Canada’s construction industry: Towards a brighter future?
Canada’s construction industry has noted a weak performance in the past few years. However, with the $120 billion investment in public infrastructure announced by the new Liberal federal government in its first budget (Chapter 2 – Growth for the Middle Class)1 and the improvements in investor confidence, the sector’s future might appear a little brighter.
Will the $120 billion in infrastructure spending help our construction industry?
A few weeks ago, the most recent Canadian Construction Market Survey from the RICS2 informed us that more than 60% of Canadian construction professionals expect growth in the industry. In fact, they seem encouraged by the Liberal government’s first budget. Moreover, the Canadian Construction Association (CCA) also welcomed the budget, saying that it would accelerate the modernization of our infrastructure and increase the number of commercial projects.
These positive reactions are not only caused by the $120 billion investment announcement. Many other factors could encourage construction professionals to expect a growing market in the next five years such as:
- Other government programs (AHI, NBCP) are available to the industry
- Improvements in domestic manufacturing activities (construction of new buildings and factories)
- Improving economic conditions (Canadian economy grew by 1.2% in 2015)
- Decrease of the global construction risk index (from 33.37 in Q1 2015 to 32.91 in Q1 2016)
- Improvements in consumer and investor confidence (Trimetric’s Construction in Canada – Key trends and Opportunities to 2020 report).
With the Affordable Housing Initiative (AHI) program contributing to increase the supply of off-reserve affordable housing3and the New Building Canada Plan (NBCP) supporting projects that enhance economic growth and job creation in the construction industry4, the federal government wants to ensure that the sector will be growing increasingly in the next coming years.
The growing population and urbanization could also significantly boost the construction industry. According to the United Nations Department of Economic and Social Affairs (UNDESA)5, Canada’s population is expected to reach 37.6 million in 2020 and 40.4 million in 2030. Therefore, with the government investments and efforts to provide affordable housing to lower classes through the Canada Mortgage and Housing Corporation (CMHC), residential construction is expected to become more significant in the industry.

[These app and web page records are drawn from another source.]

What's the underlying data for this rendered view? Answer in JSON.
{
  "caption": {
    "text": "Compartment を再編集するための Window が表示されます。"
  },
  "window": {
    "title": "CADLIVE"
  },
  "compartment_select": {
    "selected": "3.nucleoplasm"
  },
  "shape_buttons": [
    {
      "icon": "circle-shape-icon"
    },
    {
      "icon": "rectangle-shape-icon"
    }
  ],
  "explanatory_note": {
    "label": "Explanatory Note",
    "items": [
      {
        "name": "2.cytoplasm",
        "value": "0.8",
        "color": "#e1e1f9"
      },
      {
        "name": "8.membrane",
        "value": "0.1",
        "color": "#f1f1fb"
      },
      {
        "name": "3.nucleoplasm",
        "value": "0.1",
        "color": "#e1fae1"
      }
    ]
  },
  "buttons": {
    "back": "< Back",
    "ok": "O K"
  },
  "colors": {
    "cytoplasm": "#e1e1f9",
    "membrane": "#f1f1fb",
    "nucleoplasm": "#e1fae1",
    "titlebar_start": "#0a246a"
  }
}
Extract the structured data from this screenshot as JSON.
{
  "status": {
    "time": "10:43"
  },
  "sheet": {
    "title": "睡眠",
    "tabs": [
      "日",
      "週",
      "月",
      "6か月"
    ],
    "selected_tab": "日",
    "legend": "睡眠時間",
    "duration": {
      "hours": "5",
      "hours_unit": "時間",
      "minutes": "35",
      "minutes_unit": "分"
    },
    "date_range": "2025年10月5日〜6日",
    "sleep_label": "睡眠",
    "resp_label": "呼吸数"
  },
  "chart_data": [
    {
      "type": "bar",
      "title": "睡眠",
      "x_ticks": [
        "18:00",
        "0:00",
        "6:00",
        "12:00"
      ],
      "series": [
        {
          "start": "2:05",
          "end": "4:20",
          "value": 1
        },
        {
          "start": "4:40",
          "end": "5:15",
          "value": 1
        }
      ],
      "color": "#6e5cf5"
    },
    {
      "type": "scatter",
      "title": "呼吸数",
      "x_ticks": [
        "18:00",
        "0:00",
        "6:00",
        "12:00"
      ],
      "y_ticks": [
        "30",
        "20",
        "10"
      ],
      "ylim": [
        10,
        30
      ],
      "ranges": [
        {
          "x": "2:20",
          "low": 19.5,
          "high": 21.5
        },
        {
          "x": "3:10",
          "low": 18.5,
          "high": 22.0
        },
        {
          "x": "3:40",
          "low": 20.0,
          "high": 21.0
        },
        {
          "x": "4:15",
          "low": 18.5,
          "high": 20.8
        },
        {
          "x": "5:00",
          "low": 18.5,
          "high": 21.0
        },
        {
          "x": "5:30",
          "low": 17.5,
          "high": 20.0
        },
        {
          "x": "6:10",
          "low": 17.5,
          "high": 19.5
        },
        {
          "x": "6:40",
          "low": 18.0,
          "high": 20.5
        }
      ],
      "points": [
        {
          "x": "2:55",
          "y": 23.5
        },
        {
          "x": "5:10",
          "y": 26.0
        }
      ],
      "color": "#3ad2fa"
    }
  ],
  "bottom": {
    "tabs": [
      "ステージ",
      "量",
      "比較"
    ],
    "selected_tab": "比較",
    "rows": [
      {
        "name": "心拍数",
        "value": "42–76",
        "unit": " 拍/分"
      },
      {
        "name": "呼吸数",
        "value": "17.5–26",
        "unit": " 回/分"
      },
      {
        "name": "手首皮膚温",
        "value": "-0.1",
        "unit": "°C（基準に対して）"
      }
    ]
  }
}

However, the RICS survey (RICS Construction Market Survey 2016) also reflected that the market growth could be slowed down by a few factors such as:
- A weak Canadian dollar as compared to US currency
- Financial constraints and competition, especially regarding SMEs
- Drop in activity in the energy, oil and gas sectors
- Regulatory pressures (environment, safety, permits)
- Still fragile economic conditions (even though the conditions are improving).
Overall, the construction industry’s output value in Canada is expected to rise from US$289 billion in 2015 to US$321 billion in 20206, according to the Construction Intelligence Center (CIC). The construction market growth could possibly be tempered by the factors mentioned above, however the government investment in public infrastructure will certainly assist the industry. The infrastructure will continue to be modernized and developed even with the current insecure economic environment. Construction projects such as university campuses, schools and courthouses are not directly impacted by the energy downturn. The major public investment will therefore contribute to counter the negative impacts of the fragile economic conditions.